Group Chesterfield register and incorporate hundreds of international business entities every year in all offshore jurisdictions. We also provide services such as opening and administration of bank accounts, mortgages, property transactions and nominee and registered agent services.
What is an offshore company?
When considering the formation of an offshore company there are many factors determining the most suitable company type and jurisdiction, outlined here is a basic summary of what an offshore company is to help you with this decision.
There is no precise legal definition, but an offshore company is, in reality, a company formed in a jurisdiction outside the home country of the owner. The term is generally taken to mean a company incorporated in a territory which may be beneficial for taxation and which could impose a zero or low rate of tax, or perhaps indeed exemption from tax.
Historically there may have been qualifying conditions attached to such favourable treatment, such as ownership by non-residents, but the international community is moving rapidly in the direction of the same tax treatment for all companies, by whomsoever they are owned.
Chesterfield have expertise in setting up companies and corporate structures specifically tailored to the needs of our clients. We have a talented and experienced team of salespersons and administrators who are skilled in the formation and running of various types of companies including, but not confined to, Limited Companies, Limited Liability Companies, Limited Partnerships, Limited Liability Partenerships, Companies Limited by Guarantee and Hybrid Companies.
Tax Neutral, zero tax and low tax
Tax-exempt companies are a dying breed. Resulting from the move towards the same tax treatment for all, mentioned above, they are being replaced, in many jurisdictions, by zero tax companies. One of the perceived benefits of a zero tax regime is that it provides a tax neutral platform to conduct international business.
Some territories have both tax-exempt or low tax regimes and have also negotiated special tax treaties for the avoidance of double taxation by local companies trading with the treaty partner country. These countries typically impose tax at very low rates on companies qualifying for treaty benefits.
In some other countries only local source income is taxed. A company may accordingly be based in a country, but pay no tax there if its profits are generated from activities elsewhere.
Almost all of the major trading nations, certainly most of the E.U. countries and the U.S.A. use tax incentives to try to attract foreign investment by offering special tax treatment for certain activities.
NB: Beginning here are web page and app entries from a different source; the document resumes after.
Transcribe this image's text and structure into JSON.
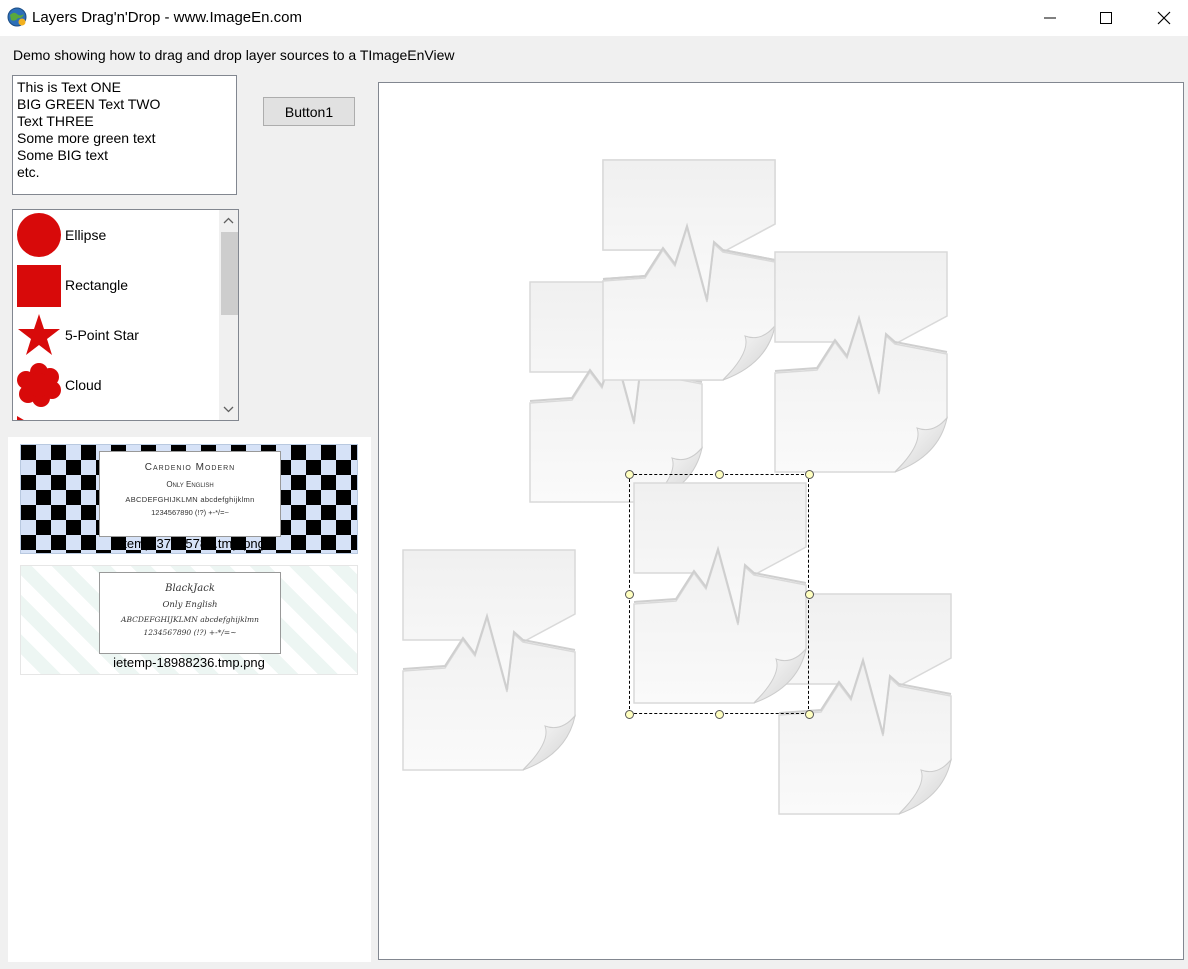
{
  "window": {
    "title": "Layers Drag'n'Drop - www.ImageEn.com",
    "controls": [
      "minimize",
      "maximize",
      "close"
    ]
  },
  "description": "Demo showing how to drag and drop layer sources to a TImageEnView",
  "memo": {
    "lines": [
      "This is Text ONE",
      "BIG GREEN Text TWO",
      "Text THREE",
      "Some more green text",
      "Some BIG text",
      "etc."
    ]
  },
  "button1": {
    "label": "Button1"
  },
  "shape_list": {
    "items": [
      {
        "label": "Ellipse",
        "icon": "ellipse-icon"
      },
      {
        "label": "Rectangle",
        "icon": "rectangle-icon"
      },
      {
        "label": "5-Point Star",
        "icon": "star-icon"
      },
      {
        "label": "Cloud",
        "icon": "cloud-icon"
      }
    ],
    "shape_color": "#d80a0a"
  },
  "thumbnails": [
    {
      "caption": "ietemp-37405781.tmp.png",
      "card": {
        "title": "Cardenio Modern",
        "subtitle": "Only English",
        "alphabet": "ABCDEFGHIJKLMN abcdefghijklmn",
        "digits": "1234567890 (!?) +-*/=~"
      }
    },
    {
      "caption": "ietemp-18988236.tmp.png",
      "card": {
        "title": "BlackJack",
        "subtitle": "Only English",
        "alphabet": "ABCDEFGHIJKLMN abcdefghijklmn",
        "digits": "1234567890 (!?) +-*/=~"
      }
    }
  ],
  "image_view": {
    "layer_icon": "document-heartbeat-icon",
    "selected_layer": 6
  }
}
Examples are holding companies, headquarter companies and treasury and finance operations.
A blend of onshore and offshore companies can often be used to collect income which qualifies for double tax treaty benefits and route it to a tax neutral country from which it can be re-invested.
Offshore company formation benefits
Offshore companies are used by both individuals and businesses, and some of their reasons for doing so are listed below.
- Tax saving or deferral
- Asset protection
- Increased privacy
- Risk management
- A more favourable business climate
- Less bureaucracy
- Exchange convertibility
- No restrictions on the remittance of profits and capital
- Security of property rights
- Political stability